I haven't written much of anything lately, except papers for school.

I had 3 creative writing assignments for my Narratives of The Self class. They were awesome. Well, I really liked writing them, as they were fiction. They are based on passages from the book Housekeeping by Marilyn Robinson. The first one I had to write a fictional story from my families history. It had to take place before I was born and be about someone else. I wrote mine about my great granny. Remember, this is fiction.

A Guilty Mind

I am standing in the kitchen watching my husband by his truck; the truck with it’s beautiful painted side: “Bamond’s Deli Traditional Italian Meats and Goods”. The boys are in the yard with their friends. Little men, they think they are, bossing each other around, pretending they’re like their daddy’s, tall, strong, and commanding. I look at the dishes still filling the sink; I haven’t made it very far. Kathy and Joy are playing in the living room and they know they’re supposed to be cleaning the den. The grandfather clock in the living room chimes that it is six-thirty. These dishes won’t wash themselves so I plunge my hands into the frothy water that has gone warm, and pick up my sponge. The remnants of our dinner, pasta again, are washed down the drain and the plates are stacked in the metal drying wrack on the side of the sink. My thoughts are wandering tonight, I think. They can’t seem to stay on one thing for very long. Why are those girls not cleaning the den? Judy came over yesterday, while John was at the Deli working. She won’t come when he’s home, still very bitter. It saddens me that she will only visit for the sake of seeing her nieces. The children are still young enough that they don’t see the displeasure in their Aunt’s eyes when she visits us. She didn’t stay long, just long enough to hug them, see their new toys, give the boys each a dollar, and leave. They don’t see their daddy’s eyes when her name is mentioned, when they told him of her visit. No one but I know the pain Judy suffers and the guilt John feels. I should feel guilty too, and I often berate myself for not always feeling guilty. It’s not my fault who John loves is it? Judy shouldn’t blame me. It’s been nearly ten years. I mean, it’s not like they were married! Or even engaged! A letter sweater means nothing, a ring is something. I had a ring, and all she had was a sweater. Ten years later and I still doubt myself. But aren’t we happy? I should have loved my sister more. Why didn’t I love my sister more? All these years, though, and we’ve been happy. John doesn’t know how much Judy loved him. He never had a chance. I have to put her feelings aside. The kids can’t find out, that would be awful. What would they think of me, their mother, stealing away the one man her sister ever loved. The cold water on my hands brings my thoughts back to my task. With a grumble I let the water out, refilling the sink with hot sudsy water. I yell for the girls to quiet down, hadn’t I told them to clean something? I forget. As I bring my porous pad to the next bowl, plate, cup, saucer, fork, spoon, my hand stops at the knife. Sharp, serrated. That’s how I am, like the knife. I cut into Judy’s life and messily took what I felt was mine. No use being guilty now, what’s done is done.

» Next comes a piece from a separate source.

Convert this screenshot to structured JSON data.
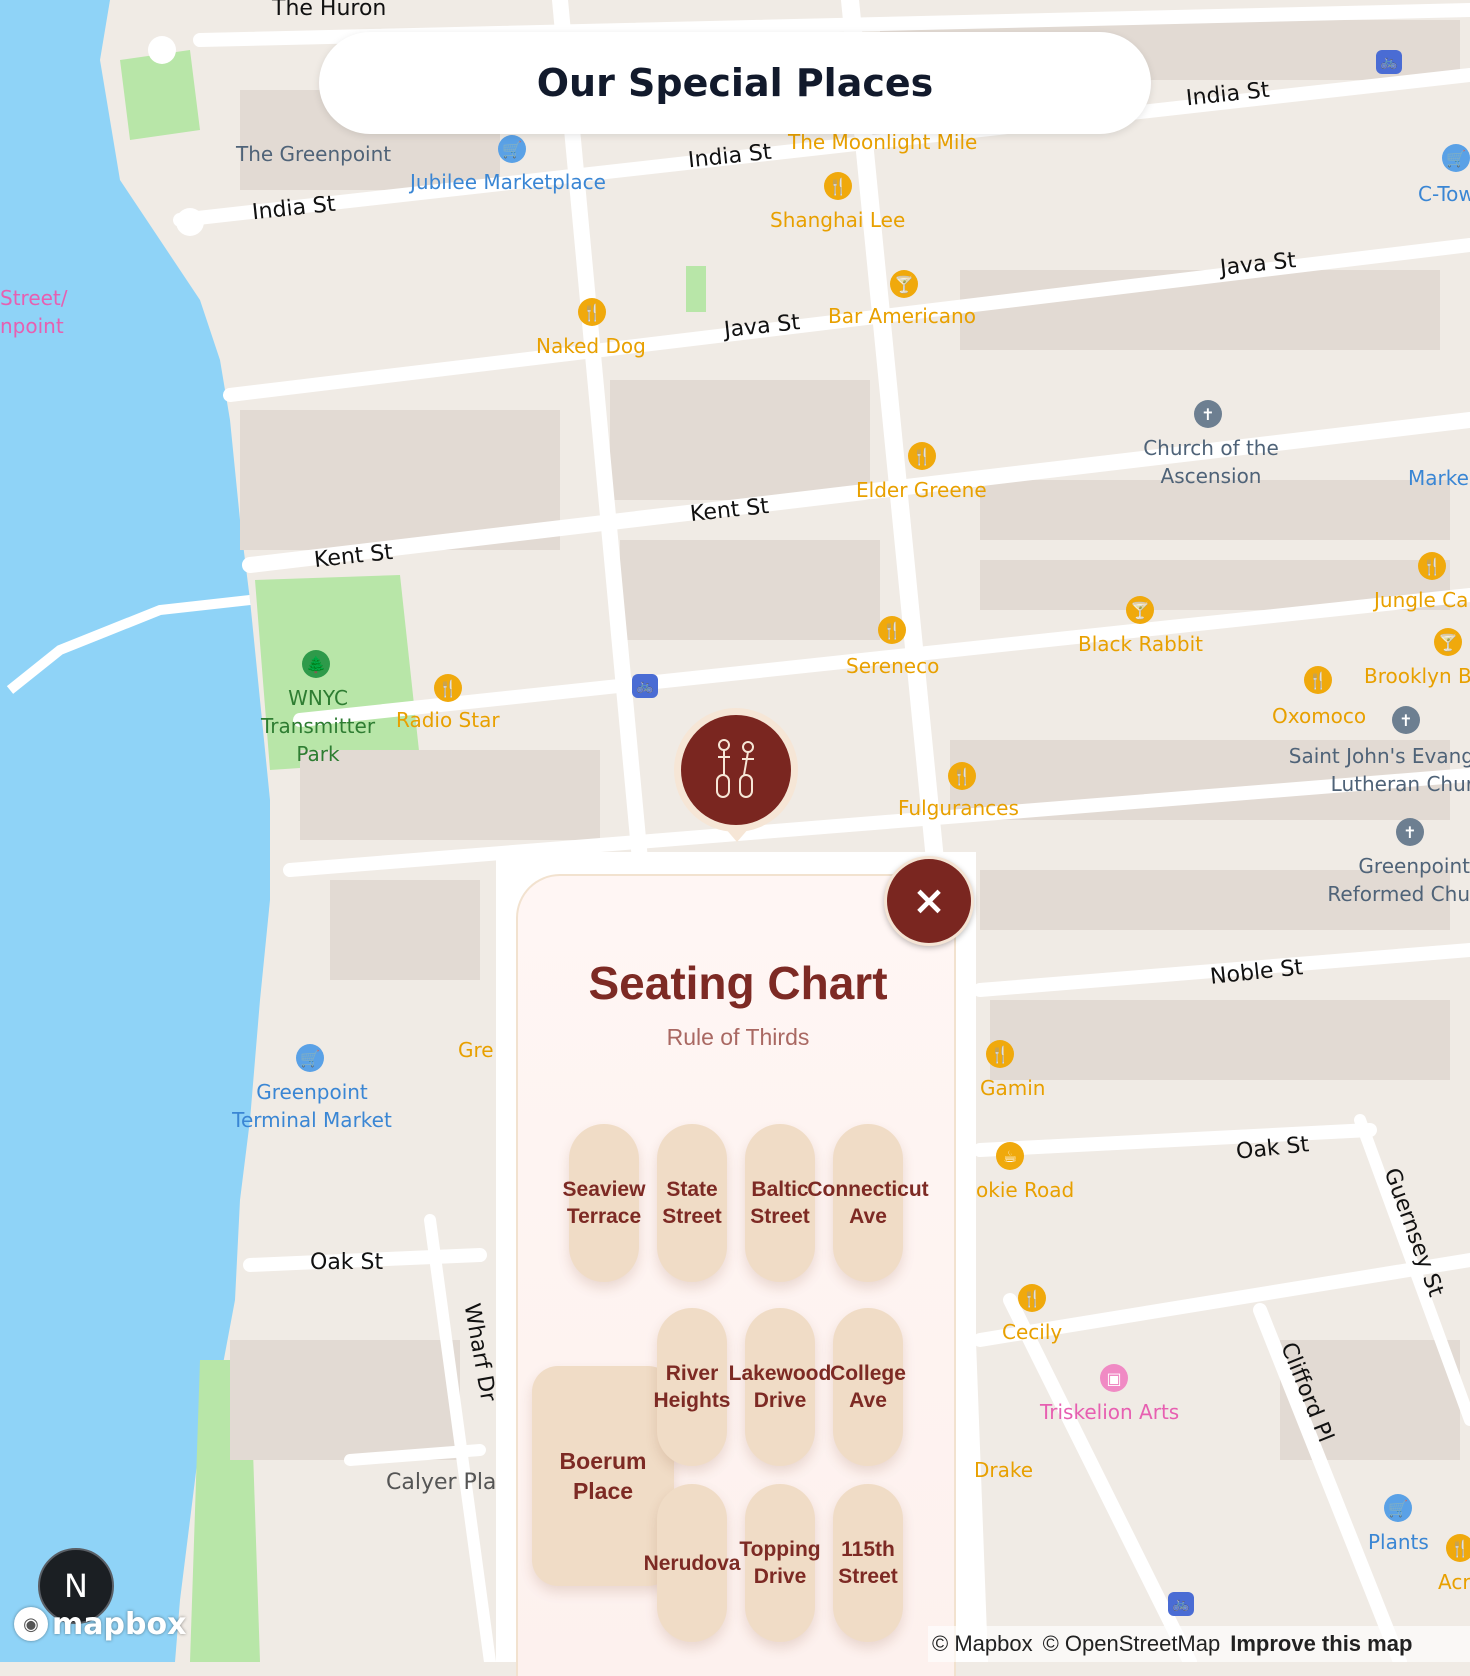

I got an A.

Anyway, I'll post the second assignment soon. Is anyone reading this?

Monday, April 30, 2007

For once, then, something

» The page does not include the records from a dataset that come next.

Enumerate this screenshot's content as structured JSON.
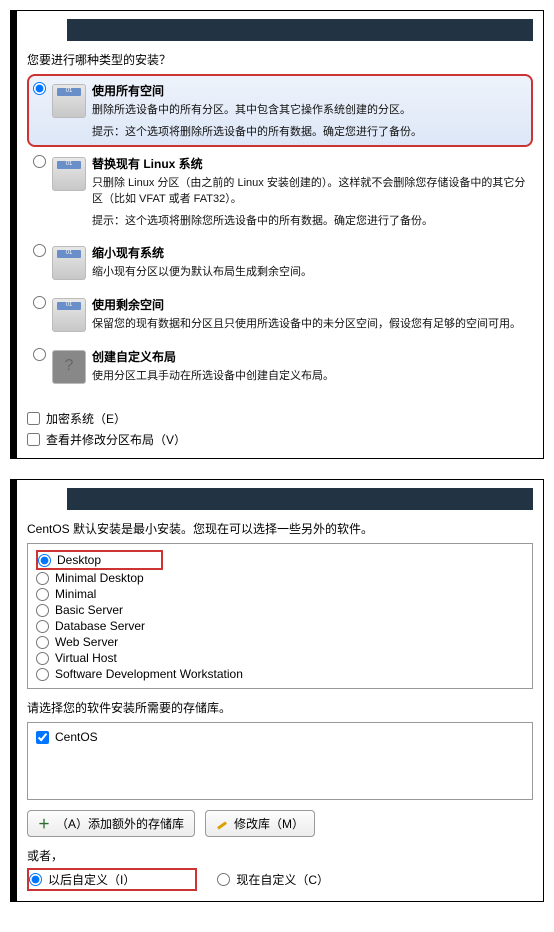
{
  "panel1": {
    "prompt": "您要进行哪种类型的安装？",
    "options": [
      {
        "title": "使用所有空间",
        "desc": "删除所选设备中的所有分区。其中包含其它操作系统创建的分区。",
        "hint": "提示：这个选项将删除所选设备中的所有数据。确定您进行了备份。"
      },
      {
        "title": "替换现有 Linux 系统",
        "desc": "只删除 Linux 分区（由之前的 Linux 安装创建的）。这样就不会删除您存储设备中的其它分区（比如 VFAT 或者 FAT32）。",
        "hint": "提示：这个选项将删除您所选设备中的所有数据。确定您进行了备份。"
      },
      {
        "title": "缩小现有系统",
        "desc": "缩小现有分区以便为默认布局生成剩余空间。",
        "hint": ""
      },
      {
        "title": "使用剩余空间",
        "desc": "保留您的现有数据和分区且只使用所选设备中的未分区空间，假设您有足够的空间可用。",
        "hint": ""
      },
      {
        "title": "创建自定义布局",
        "desc": "使用分区工具手动在所选设备中创建自定义布局。",
        "hint": ""
      }
    ],
    "encrypt": "加密系统（E）",
    "review": "查看并修改分区布局（V）"
  },
  "panel2": {
    "prompt": "CentOS 默认安装是最小安装。您现在可以选择一些另外的软件。",
    "software": [
      "Desktop",
      "Minimal Desktop",
      "Minimal",
      "Basic Server",
      "Database Server",
      "Web Server",
      "Virtual Host",
      "Software Development Workstation"
    ],
    "repo_prompt": "请选择您的软件安装所需要的存储库。",
    "repo_item": "CentOS",
    "btn_add": "（A）添加额外的存储库",
    "btn_modify": "修改库（M）",
    "or_label": "或者，",
    "later_custom": "以后自定义（I）",
    "now_custom": "现在自定义（C）"
  }
}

For Once, Then, Something is a poem by Robert Frost, whom I love. I love this poem. I will write more later about it's meaning, when I find my notes, but for now, here it is. I hope you enjoy it as much as I do!!

Others taunt me with having knelt at well-curbs
Always wrong to the light, so never seeing
Deeper down in the well than where the water
Gives me back in a shining surface picture
My myself in the summer heaven, godlike
Looking out of a wreath of fern and cloud puffs.
Once, when trying with chin against a well-curb,
I discerned, as I thought, beyond the picture,
Through the picture, a something white, uncertain,
Something more of the depths-and then I lost it.
Water came to rebuke the too clear water.
One drop fell from a fern, and lo, a ripple
Shook whatever it was lay there at bottom,
Blurred it, blotted it out. What was that whiteness?
Truth? A pebble of quartz? For once, then, something.